The traineeship programme has attracted women trainees at the Nepal Dairy. Many believe their participation in the new initiative will go a long way towards promoting their economic empowerment and changing stereotypes about women. Binita Shah, a trainee at the enterprise, had a hard time finding a job despite having a secondary education. But when she responded to the DIA’s call for trainees, in collaboration with the ESCs, she was happy to have been selected.

Another trainee, Sarita Poudel, says “I used to be limited to the household, but after enrolling in the workplace-based training programme, I have been able to step out of the house and contribute economically to support my family”.

Trainee at the Grill and Steel fabrication Industries

Trainee, Lakpa Tamang
The trainees at the grill and steel fabrication industries also report positive experiences with the workplace training programmes supported by the LIfE Project. “I attend theory classes in the morning and come here to work in the afternoon.

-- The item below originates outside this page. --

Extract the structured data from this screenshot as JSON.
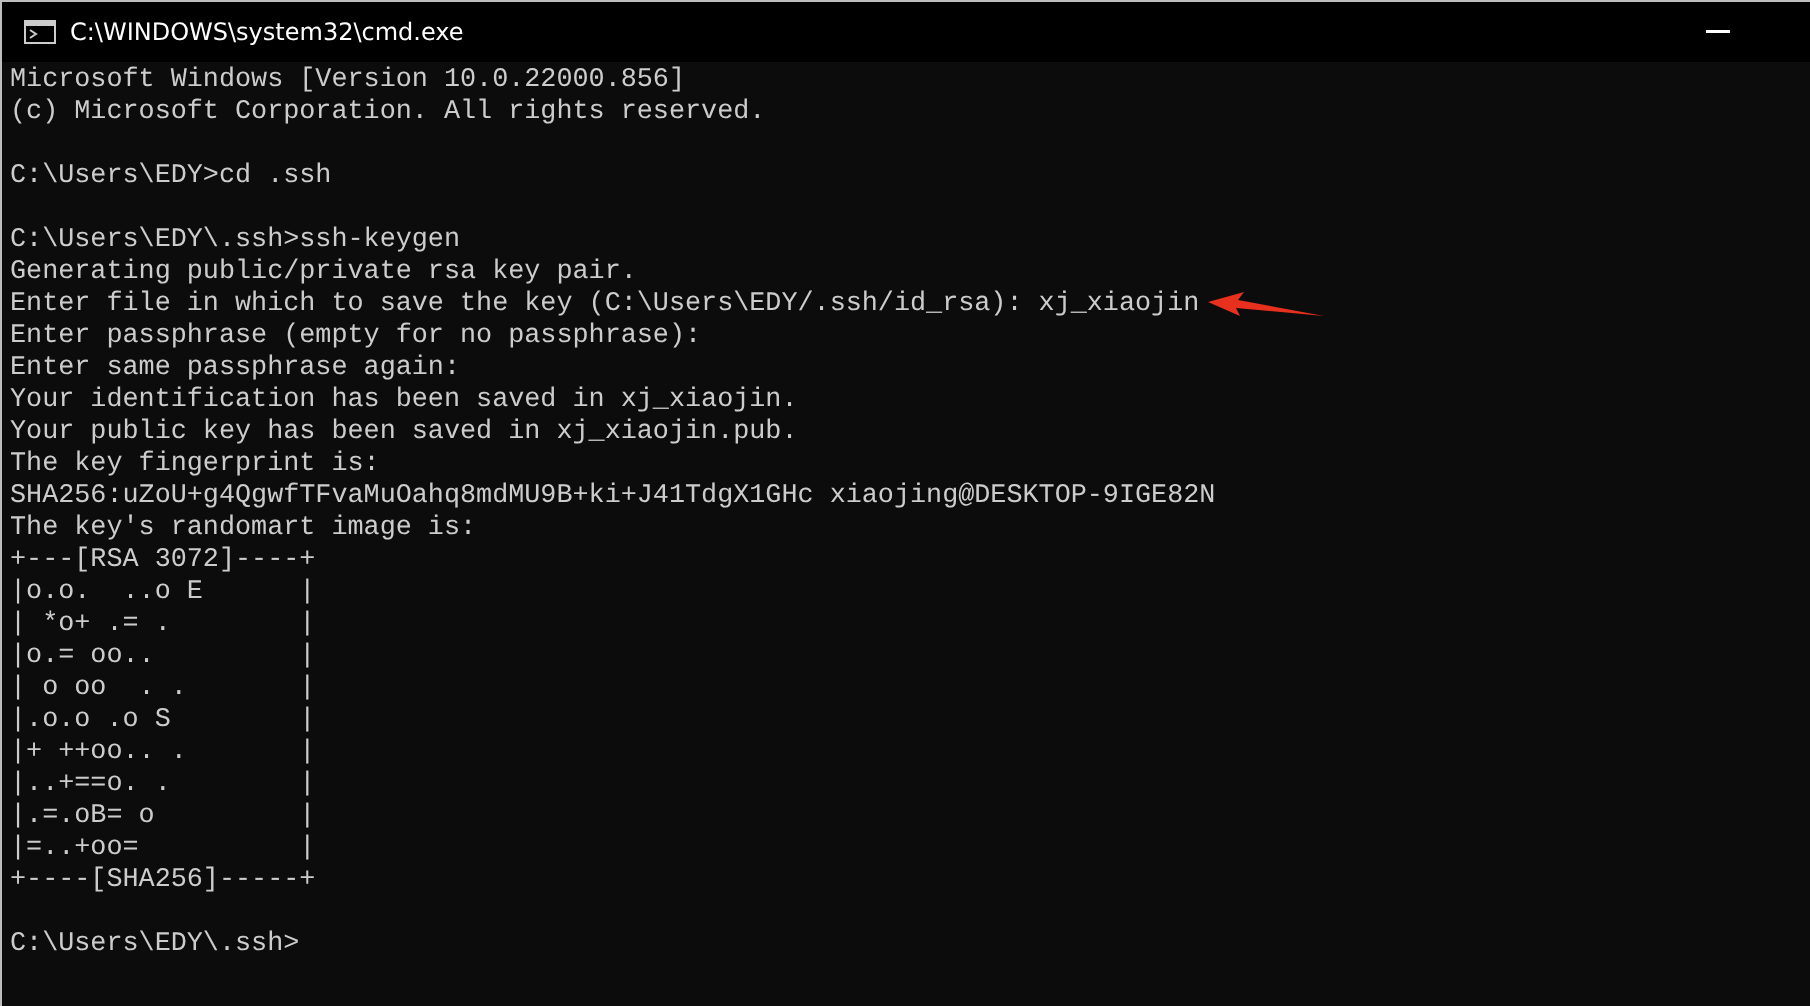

I find myself helping other colleagues who do not attend the training to understand the machinery we use as well safety and security at work,” says 21-year-old Rohit Adhikari who hopes his first experience with workplace training will lead to a job offer.

Ramesh Pandit shares similar dreams, who returned from Malaysia to rejoin his family was looking for a job when he came across the opportunity to participate in training.

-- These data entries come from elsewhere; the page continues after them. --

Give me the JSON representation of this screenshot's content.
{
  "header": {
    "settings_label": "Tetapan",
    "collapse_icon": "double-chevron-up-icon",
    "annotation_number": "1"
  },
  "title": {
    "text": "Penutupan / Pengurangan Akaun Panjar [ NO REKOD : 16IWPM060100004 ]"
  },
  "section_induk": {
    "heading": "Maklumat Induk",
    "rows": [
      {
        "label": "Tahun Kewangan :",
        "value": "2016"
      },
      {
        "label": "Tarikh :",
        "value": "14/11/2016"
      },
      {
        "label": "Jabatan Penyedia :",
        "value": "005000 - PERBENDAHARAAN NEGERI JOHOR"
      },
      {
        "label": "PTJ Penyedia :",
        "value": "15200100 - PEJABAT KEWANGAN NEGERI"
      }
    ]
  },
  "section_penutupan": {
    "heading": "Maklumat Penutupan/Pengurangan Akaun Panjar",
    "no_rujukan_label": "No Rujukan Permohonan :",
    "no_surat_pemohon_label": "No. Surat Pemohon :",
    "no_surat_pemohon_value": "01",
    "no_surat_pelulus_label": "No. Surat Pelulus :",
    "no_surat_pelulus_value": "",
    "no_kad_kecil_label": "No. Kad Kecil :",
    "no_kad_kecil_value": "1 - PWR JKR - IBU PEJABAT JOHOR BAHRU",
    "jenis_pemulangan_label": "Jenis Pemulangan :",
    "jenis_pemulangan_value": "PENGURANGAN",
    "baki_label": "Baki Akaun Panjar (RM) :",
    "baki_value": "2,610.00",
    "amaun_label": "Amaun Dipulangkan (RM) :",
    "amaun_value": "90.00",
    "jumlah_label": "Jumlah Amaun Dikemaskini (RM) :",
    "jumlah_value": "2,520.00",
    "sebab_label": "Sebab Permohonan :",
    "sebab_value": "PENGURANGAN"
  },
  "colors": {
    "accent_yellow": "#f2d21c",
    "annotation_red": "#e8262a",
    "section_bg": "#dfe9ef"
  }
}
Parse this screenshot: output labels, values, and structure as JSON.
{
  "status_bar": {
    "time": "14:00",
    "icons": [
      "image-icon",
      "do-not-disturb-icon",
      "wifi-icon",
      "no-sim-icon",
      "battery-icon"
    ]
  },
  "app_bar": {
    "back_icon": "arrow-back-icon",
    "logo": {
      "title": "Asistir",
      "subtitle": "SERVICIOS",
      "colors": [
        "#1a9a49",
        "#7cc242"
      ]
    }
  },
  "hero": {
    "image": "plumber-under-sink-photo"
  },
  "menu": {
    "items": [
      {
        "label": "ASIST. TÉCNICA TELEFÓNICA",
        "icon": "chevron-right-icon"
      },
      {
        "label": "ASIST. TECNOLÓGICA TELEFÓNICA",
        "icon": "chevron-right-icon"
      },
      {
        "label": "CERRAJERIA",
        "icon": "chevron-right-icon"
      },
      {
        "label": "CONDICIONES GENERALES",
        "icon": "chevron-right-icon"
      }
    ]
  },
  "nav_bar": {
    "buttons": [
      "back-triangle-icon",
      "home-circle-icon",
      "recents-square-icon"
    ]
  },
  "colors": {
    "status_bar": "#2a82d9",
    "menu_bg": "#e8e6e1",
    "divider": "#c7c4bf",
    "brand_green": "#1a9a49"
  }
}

Working in the grill and steel fabrication industries is a challenge. Lakpa Tamang was a carpenter before deciding to expand his skills set and apply for the workplace training. “I enjoy what I am learning, but I am also sure that this job is not for everyone,” says Tamang. In addition to being physically demanding, the work also requires attention to safety in the workplace. “I am always cautious about my safety and health at work. This is a topic we learn about during our training. We have been provided with safety gear to wear during our work. However, I have colleagues who prefer to work without the safety gear as they feel it obstructs them from working effectively,” Tamang shares.

As the pilot project progresses, ensuring that the occupational safety and health standards are met remains a priority. This includes making sure that workers are comfortable with wearing safety gear. Pandit, who has worked in Malaysia and Nepal, says, “The work environment in Malaysia is very different from that in Nepal — there is a lot of respect for system and time in Malaysia. I feel like we still have a lot to learn in this regard. However, I am confident this will happen if young people start finding opportunities in their own country.”

Saurav Ram Joshi, the National Project Coordinator for the KOICA funded ILO LIfE project says, “We are delighted to support the implementation of the workplace training programme being carried out in joint collaboration with industry associations and ESCs.  The ESCs play a role in shortlisting the trainees and providing valuable counseling and the industry associations manage the training leading to employment. The pilot intervention strives to strike a win-win with the employers and employees by addressing the gap between job seekers and employment opportunities in the country.”

The KOICA/ILO workplace training initiative in Nepal provides a step in the right direction in addressing the gap between the skills needed by employers and those possessed by jobseekers. Strengthened ESCs are a key to bridging the gap between jobseekers and employment opportunities and supporting sustainable labour markets.